*** LISTED RECORDS ***

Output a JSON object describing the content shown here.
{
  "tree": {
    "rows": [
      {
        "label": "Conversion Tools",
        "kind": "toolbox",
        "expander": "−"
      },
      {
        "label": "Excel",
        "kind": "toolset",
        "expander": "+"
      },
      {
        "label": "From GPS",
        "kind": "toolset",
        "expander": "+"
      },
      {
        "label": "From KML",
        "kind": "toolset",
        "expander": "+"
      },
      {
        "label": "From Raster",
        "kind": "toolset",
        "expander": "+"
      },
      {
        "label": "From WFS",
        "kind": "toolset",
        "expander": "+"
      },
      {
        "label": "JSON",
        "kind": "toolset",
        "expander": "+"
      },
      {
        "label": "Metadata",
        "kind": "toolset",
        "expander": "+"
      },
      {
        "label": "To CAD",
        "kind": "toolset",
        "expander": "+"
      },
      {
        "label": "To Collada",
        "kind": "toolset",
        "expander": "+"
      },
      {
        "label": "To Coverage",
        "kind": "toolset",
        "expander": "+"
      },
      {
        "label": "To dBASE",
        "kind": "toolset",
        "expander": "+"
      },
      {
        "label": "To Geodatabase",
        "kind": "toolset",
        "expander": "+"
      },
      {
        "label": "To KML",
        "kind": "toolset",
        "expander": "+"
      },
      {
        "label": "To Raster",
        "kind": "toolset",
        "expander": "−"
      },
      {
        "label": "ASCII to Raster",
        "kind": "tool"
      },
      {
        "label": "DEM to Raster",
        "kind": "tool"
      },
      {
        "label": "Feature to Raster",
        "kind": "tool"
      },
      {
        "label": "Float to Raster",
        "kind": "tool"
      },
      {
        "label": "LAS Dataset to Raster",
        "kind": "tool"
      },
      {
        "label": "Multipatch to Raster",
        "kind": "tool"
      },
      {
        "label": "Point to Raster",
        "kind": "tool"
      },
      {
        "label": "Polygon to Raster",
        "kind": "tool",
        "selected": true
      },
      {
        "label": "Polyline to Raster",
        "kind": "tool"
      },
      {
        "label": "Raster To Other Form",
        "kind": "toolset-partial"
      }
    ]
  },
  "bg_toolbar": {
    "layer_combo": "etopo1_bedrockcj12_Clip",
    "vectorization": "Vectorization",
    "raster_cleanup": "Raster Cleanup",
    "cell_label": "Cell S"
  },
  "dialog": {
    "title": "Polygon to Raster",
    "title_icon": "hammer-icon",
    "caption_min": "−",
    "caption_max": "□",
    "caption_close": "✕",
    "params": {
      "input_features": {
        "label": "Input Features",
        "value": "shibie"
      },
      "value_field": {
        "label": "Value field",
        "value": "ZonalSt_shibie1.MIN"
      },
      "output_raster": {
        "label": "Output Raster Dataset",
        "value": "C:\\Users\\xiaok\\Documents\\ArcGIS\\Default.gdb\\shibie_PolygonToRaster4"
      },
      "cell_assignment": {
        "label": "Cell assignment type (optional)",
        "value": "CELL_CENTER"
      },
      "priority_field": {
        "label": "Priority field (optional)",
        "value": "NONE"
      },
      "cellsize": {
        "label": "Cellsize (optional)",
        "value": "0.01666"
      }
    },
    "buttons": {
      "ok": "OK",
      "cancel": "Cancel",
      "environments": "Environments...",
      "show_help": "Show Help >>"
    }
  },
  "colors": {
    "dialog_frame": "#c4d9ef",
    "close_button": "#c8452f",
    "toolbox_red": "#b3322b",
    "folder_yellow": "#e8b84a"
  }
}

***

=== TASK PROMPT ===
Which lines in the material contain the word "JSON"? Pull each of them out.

=== ANSWER TO THE EXERCISE ===
Output a JSON object describing the content shown here.
        "label": "JSON",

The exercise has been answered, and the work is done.